What is the OraQuick In-Home HIV Test and how does it work?
The OraQuick In-Home HIV Test is a rapid self-administered over-the-counter test. The OraQuick In-Home HIV Test kit consists of a test stick to collect the specimen, a test tube to insert the test stick and complete the test, testing directions, two information booklets , a disposal bag and phone numbers for consumer support.
This approved test uses oral fluid to check for antibodies to HIV Type 1 and HIV Type 2, the viruses that cause AIDS. The kit is designed to allow you to take the HIV test anonymously and in private with the collection of an oral fluid sample by swabbing your upper and lower gums with the test device. After collecting the sample you insert the device into the kits vial which contains a developer solution, wait 20-40 minutes, and read the test result. A positive result with this test does not mean that an individual is definitely infected with HIV but rather that additional testing should be done in a medical setting to confirm the test result. Additionally, a negative test result does not mean that an individual is definitely not infected with HIV, particularly when exposure may have been within the previous three months. Again an individual should obtain a confirmatory test in a medical setting.

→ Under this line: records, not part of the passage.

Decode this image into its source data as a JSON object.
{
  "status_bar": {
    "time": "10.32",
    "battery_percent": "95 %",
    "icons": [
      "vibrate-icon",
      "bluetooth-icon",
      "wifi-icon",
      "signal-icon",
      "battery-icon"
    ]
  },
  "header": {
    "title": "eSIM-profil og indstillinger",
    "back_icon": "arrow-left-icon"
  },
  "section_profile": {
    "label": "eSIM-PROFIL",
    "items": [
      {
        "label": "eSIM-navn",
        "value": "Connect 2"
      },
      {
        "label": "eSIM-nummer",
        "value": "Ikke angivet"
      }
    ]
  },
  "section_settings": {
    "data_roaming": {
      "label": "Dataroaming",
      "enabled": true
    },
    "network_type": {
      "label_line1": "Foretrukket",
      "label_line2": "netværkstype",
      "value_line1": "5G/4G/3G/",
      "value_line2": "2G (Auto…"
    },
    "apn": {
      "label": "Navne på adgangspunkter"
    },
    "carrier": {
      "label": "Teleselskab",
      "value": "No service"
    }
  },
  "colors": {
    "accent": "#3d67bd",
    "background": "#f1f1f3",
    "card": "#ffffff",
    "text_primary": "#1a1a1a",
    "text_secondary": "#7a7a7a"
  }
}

When should I take a test for HIV?
How reliable is the OraQuick In-Home HIV Test?
OraQuick In-Home HIV Test Fact Sheet